*** Dataset excerpts Section Begins ***

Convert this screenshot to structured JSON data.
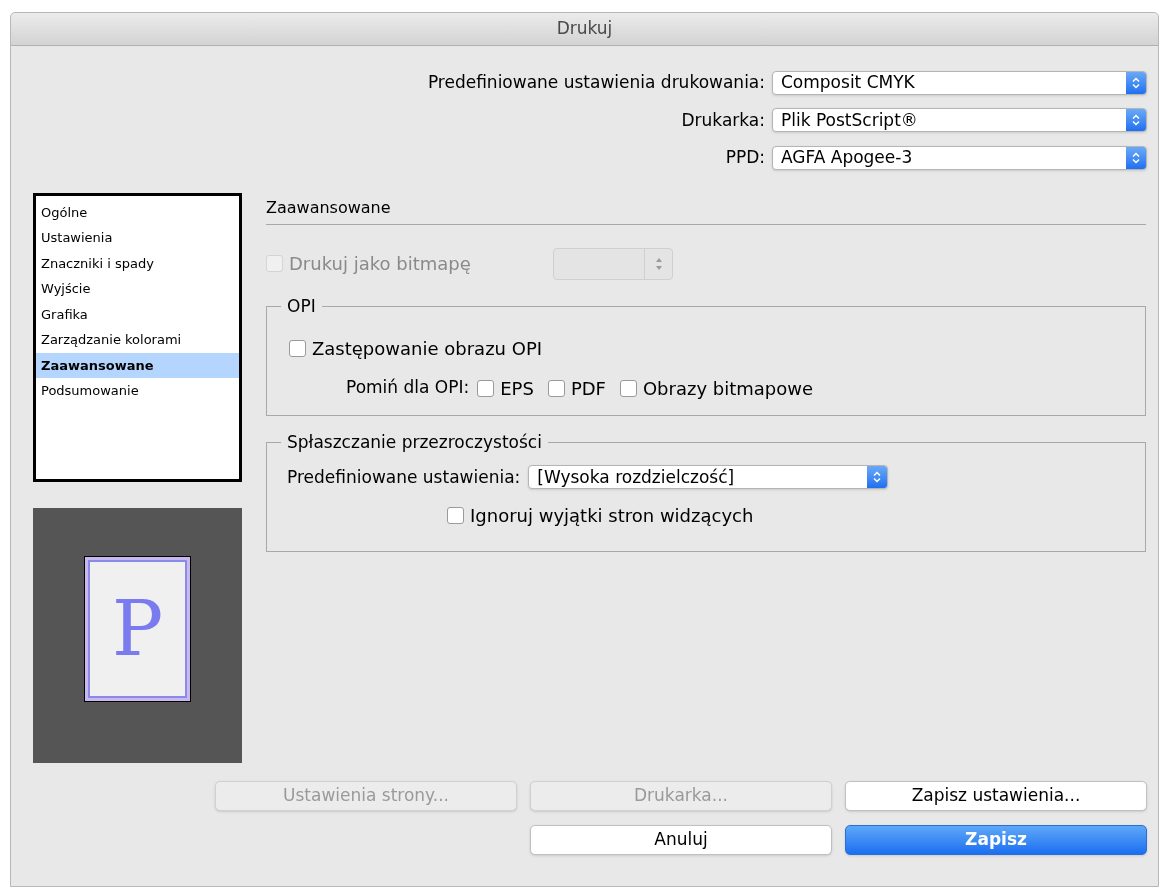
{
  "window": {
    "title": "Drukuj"
  },
  "top_fields": [
    {
      "label": "Predefiniowane ustawienia drukowania:",
      "value": "Composit CMYK"
    },
    {
      "label": "Drukarka:",
      "value": "Plik PostScript®"
    },
    {
      "label": "PPD:",
      "value": "AGFA Apogee-3"
    }
  ],
  "sidebar": {
    "items": [
      {
        "label": "Ogólne",
        "selected": false
      },
      {
        "label": "Ustawienia",
        "selected": false
      },
      {
        "label": "Znaczniki i spady",
        "selected": false
      },
      {
        "label": "Wyjście",
        "selected": false
      },
      {
        "label": "Grafika",
        "selected": false
      },
      {
        "label": "Zarządzanie kolorami",
        "selected": false
      },
      {
        "label": "Zaawansowane",
        "selected": true
      },
      {
        "label": "Podsumowanie",
        "selected": false
      }
    ]
  },
  "preview": {
    "letter": "P"
  },
  "section": {
    "title": "Zaawansowane",
    "bitmap": {
      "label": "Drukuj jako bitmapę",
      "checked": false,
      "disabled": true
    },
    "opi": {
      "title": "OPI",
      "replace": {
        "label": "Zastępowanie obrazu OPI",
        "checked": false
      },
      "omit_label": "Pomiń dla OPI:",
      "omit": [
        {
          "label": "EPS",
          "checked": false
        },
        {
          "label": "PDF",
          "checked": false
        },
        {
          "label": "Obrazy bitmapowe",
          "checked": false
        }
      ]
    },
    "flattening": {
      "title": "Spłaszczanie przezroczystości",
      "preset_label": "Predefiniowane ustawienia:",
      "preset_value": "[Wysoka rozdzielczość]",
      "ignore": {
        "label": "Ignoruj wyjątki stron widzących",
        "checked": false
      }
    }
  },
  "buttons_row1": [
    {
      "label": "Ustawienia strony...",
      "disabled": true,
      "primary": false
    },
    {
      "label": "Drukarka...",
      "disabled": true,
      "primary": false
    },
    {
      "label": "Zapisz ustawienia...",
      "disabled": false,
      "primary": false
    }
  ],
  "buttons_row2": [
    {
      "label": "Anuluj",
      "disabled": false,
      "primary": false
    },
    {
      "label": "Zapisz",
      "disabled": false,
      "primary": true
    }
  ]
}
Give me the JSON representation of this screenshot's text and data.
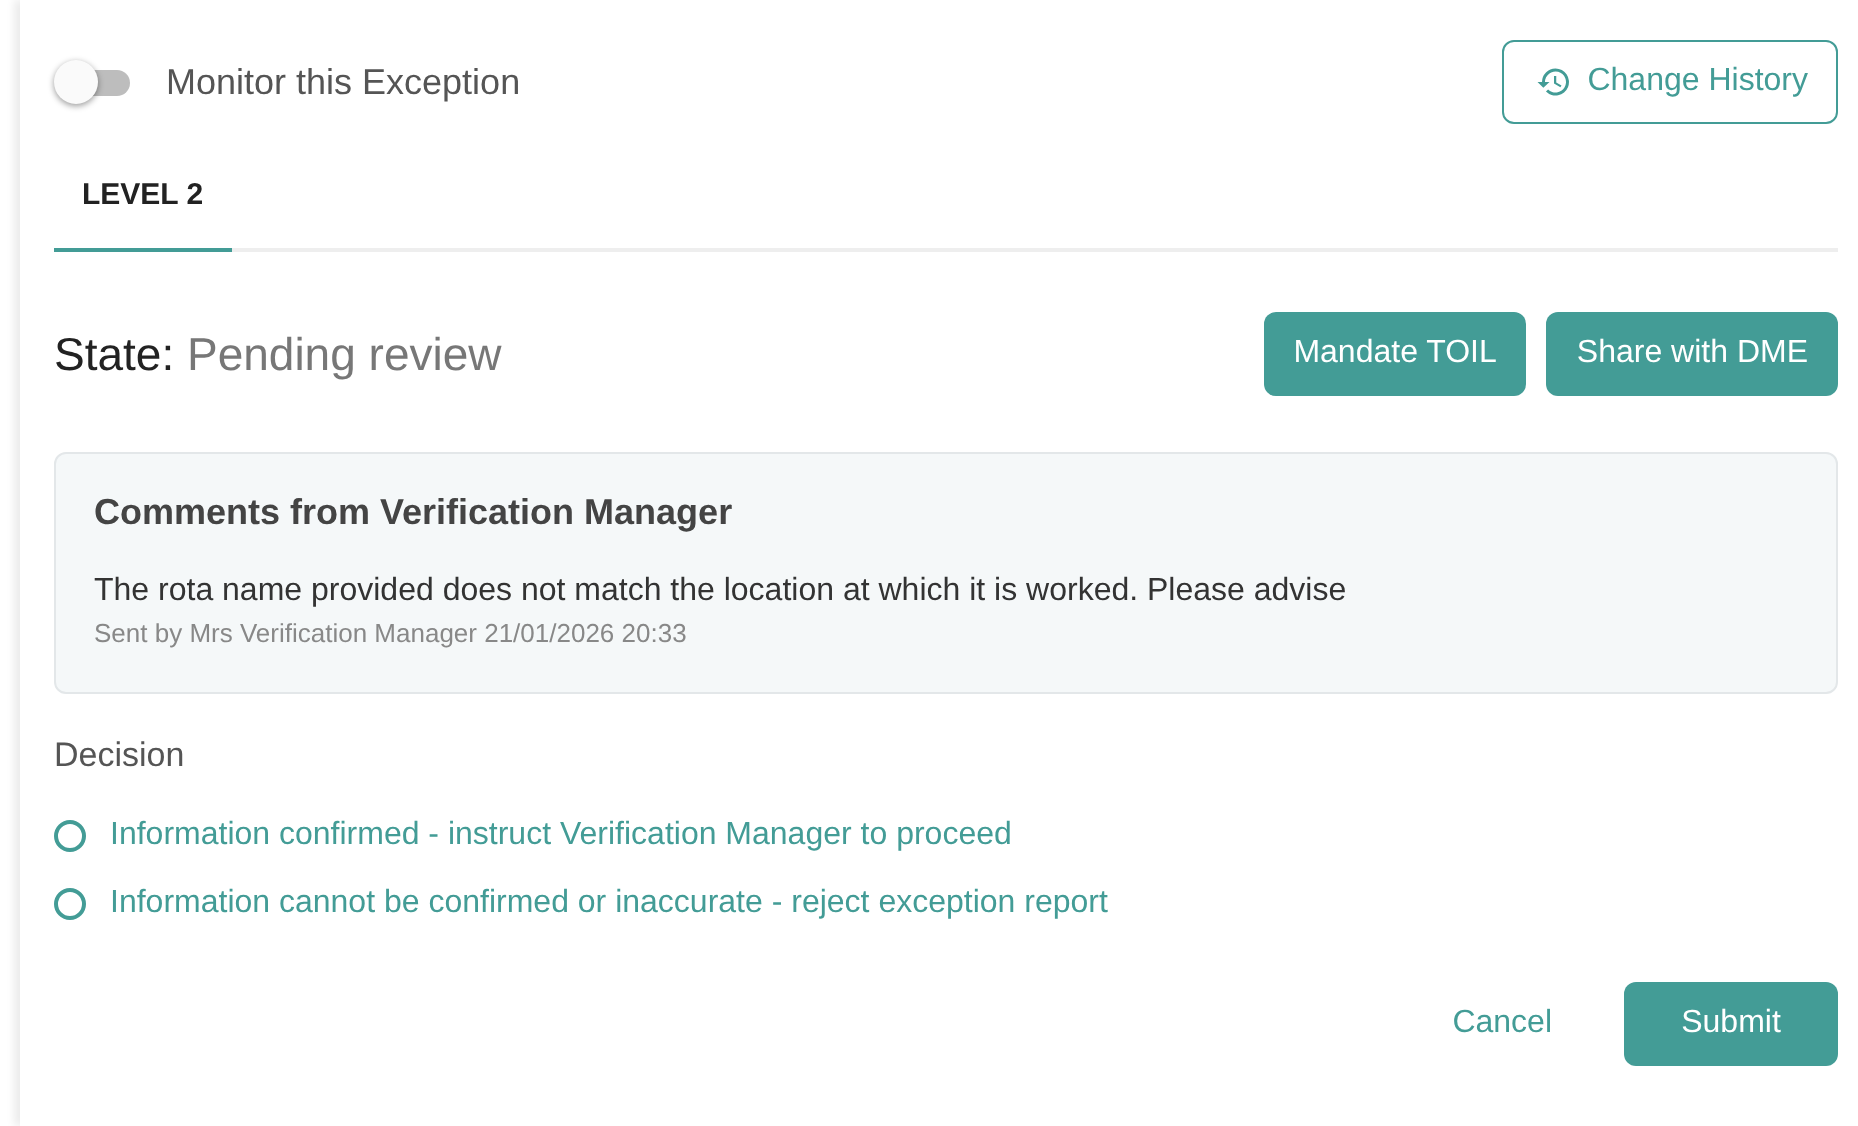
{
  "monitor_toggle": {
    "label": "Monitor this Exception",
    "on": false
  },
  "change_history_button": {
    "label": "Change History"
  },
  "tabs": [
    {
      "label": "LEVEL 2",
      "selected": true
    }
  ],
  "state": {
    "label": "State:",
    "value": "Pending review"
  },
  "action_buttons": [
    "Mandate TOIL",
    "Share with DME"
  ],
  "comments": {
    "title": "Comments from Verification Manager",
    "message": "The rota name provided does not match the location at which it is worked. Please advise",
    "meta": "Sent by Mrs Verification Manager 21/01/2026 20:33"
  },
  "decision": {
    "label": "Decision",
    "options": [
      {
        "label": "Information confirmed - instruct Verification Manager to proceed",
        "selected": false
      },
      {
        "label": "Information cannot be confirmed or inaccurate - reject exception report",
        "selected": false
      }
    ]
  },
  "footer": {
    "cancel": "Cancel",
    "submit": "Submit"
  }
}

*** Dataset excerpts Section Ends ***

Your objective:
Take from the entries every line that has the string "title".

Response:
    "title": "Drukuj"
    "title": "Zaawansowane",
      "title": "OPI",
      "title": "Spłaszczanie przezroczystości",
    "title": "Comments from Verification Manager",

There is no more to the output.